Kasich’s remarks fit a familiar narrative, one regularly deployed in the battle over metadata: safety. New Jersey Governor Chris Christie was playing the same card when he claimed intelligence agencies did not have “the funding and the tools…to keep America safe” before he blamed the USA Patriot Act. The standards it set up are worth noting in relation to Christie’s statement and the prospect of a legislative effort against encryption. The law took collection of telephone and internet data from the NSA, handed it to service providers, and allows law enforcement access if it can show proof of “reasonable suspicion.” The same standard should be applied to encryption, with an important caveat — the ability of either program to prevent attacks before they happen is dubious at best. A 2014 study by a White House working group had to admit as much when it found no evidence the NSA program was “essential to preventing attacks.” The program’s value was further undermined by the working group’s conclusion that what metadata did find could have been discovered via conventional court orders. Those findings are important now because ISIS is leading a change in terror tactics. They are broadening the field beyond the Middle East, but have shown less interest in highly-planned, spectacular attacks like the one that brought down the World Trade Center towers. The standard has shifted to attacks like San Bernardino or Philadelphia perpetrated by lone wolves.
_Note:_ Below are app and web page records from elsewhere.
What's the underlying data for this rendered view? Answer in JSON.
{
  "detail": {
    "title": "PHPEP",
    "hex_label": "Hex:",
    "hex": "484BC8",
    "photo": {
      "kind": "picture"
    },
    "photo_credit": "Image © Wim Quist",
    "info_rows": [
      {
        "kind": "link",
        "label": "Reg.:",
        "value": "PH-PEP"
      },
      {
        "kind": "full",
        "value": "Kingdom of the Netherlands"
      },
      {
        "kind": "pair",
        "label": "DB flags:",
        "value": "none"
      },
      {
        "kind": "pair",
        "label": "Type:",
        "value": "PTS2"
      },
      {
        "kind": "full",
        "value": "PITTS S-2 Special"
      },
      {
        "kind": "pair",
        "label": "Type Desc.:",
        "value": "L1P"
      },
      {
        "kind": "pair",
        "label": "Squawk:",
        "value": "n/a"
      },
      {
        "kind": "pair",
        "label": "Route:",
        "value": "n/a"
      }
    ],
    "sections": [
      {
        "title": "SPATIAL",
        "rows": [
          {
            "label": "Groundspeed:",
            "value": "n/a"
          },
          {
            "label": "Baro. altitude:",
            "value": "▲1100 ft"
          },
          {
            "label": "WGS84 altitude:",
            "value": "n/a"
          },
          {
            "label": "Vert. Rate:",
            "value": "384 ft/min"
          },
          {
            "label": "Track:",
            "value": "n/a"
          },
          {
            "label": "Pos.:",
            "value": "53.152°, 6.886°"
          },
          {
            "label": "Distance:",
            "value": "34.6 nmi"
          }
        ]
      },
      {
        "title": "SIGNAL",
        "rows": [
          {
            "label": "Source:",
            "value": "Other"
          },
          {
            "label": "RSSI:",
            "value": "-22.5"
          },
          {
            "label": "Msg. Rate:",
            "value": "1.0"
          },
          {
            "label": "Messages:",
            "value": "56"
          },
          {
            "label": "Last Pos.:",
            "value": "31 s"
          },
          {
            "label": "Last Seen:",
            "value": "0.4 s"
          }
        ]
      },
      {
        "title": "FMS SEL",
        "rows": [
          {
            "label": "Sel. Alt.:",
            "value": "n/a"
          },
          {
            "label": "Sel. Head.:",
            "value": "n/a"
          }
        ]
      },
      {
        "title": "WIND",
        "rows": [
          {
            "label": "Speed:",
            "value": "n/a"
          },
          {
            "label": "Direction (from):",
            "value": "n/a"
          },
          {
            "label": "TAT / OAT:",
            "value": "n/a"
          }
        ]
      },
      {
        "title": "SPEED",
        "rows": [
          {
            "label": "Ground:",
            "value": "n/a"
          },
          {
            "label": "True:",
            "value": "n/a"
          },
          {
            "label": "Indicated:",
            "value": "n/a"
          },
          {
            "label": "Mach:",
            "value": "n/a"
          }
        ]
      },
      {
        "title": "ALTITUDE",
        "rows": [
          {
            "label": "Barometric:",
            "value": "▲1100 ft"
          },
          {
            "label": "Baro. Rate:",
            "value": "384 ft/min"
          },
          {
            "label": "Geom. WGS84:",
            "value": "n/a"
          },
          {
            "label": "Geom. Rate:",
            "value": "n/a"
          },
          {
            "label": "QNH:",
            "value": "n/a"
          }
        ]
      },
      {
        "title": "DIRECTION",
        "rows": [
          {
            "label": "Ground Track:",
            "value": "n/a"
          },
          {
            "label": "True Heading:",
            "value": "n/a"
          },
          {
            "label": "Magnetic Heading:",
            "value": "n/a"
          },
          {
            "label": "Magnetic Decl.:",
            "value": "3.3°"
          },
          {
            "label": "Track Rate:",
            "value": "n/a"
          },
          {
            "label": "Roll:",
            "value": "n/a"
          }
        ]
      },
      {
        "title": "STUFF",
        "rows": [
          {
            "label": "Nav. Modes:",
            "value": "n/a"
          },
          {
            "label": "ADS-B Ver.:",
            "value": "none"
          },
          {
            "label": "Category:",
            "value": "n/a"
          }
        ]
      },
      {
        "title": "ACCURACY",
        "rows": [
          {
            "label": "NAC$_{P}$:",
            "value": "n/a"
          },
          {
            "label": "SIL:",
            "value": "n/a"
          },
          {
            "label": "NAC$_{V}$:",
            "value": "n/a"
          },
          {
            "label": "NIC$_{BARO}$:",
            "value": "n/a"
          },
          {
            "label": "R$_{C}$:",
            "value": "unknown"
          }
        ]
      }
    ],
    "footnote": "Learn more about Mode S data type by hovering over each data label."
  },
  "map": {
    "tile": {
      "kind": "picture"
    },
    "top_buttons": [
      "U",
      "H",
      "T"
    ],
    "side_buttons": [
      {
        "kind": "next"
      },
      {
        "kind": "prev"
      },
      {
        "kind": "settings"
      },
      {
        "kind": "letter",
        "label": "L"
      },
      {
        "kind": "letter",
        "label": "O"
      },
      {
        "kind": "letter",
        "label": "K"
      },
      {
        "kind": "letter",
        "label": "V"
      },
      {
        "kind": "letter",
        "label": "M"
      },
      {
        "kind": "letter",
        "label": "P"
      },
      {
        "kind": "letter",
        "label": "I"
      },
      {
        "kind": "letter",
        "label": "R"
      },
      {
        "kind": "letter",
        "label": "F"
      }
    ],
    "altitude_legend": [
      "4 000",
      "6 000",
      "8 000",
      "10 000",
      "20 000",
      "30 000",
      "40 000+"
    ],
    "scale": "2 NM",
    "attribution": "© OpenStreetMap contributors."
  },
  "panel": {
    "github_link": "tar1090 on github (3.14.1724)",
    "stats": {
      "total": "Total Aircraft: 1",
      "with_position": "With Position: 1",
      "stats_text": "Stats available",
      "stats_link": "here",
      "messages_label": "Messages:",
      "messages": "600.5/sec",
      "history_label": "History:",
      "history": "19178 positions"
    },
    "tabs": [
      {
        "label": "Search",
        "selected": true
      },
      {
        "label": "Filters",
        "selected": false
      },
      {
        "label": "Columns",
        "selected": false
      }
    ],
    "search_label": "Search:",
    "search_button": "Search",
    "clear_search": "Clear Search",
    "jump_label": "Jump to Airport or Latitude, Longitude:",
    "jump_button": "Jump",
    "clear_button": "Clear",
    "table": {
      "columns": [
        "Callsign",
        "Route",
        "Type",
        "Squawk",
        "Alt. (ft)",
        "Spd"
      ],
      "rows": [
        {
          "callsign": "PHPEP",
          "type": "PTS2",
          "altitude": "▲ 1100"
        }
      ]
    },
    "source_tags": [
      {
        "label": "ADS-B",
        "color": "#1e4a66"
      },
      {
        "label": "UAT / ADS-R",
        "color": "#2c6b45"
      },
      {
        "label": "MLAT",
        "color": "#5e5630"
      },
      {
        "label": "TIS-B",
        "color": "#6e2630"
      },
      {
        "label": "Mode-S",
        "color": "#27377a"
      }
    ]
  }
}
In this environment, there is potential intelligence value in contact information and message content from known terrorists like Sayed Farook or Edward Archer. It could help law enforcement stay one step ahead of the next would-be jihadi. How much remains to be seen, but the quest for answers has reached Capitol Hill and brought forward two factions: one would use a court order to gain access to encrypted data; the other would gather representatives from technology firms, privacy advocates, academia, law enforcement, and intelligence agencies to brief Congress before it acts. “It’s not a bad idea,” Senator Dianne Feinstein noted. The Intelligence Committee’s ranking Democrat is still eager to move because “the terrorists are not going to go away,” so the lingering threat of a future attack remains. True. But there is reason for deliberation because the “back door” FBI Director James Comey has been dilligently seeking will not work the way he imagines. So say skeptics like Apple CEO Tim Cook who insists there is no way to leave “a key under the mat” for government agents to access encrypted data without simultaneously clearing the way for hackers and hostile foreign governments. This is not a matter for lawmakers or would-be presidents to simply brush aside for the sake of expediency; there is no more value in fighting terrorism by weakening internet security than there is in burning down a barn to smoke out a wolf.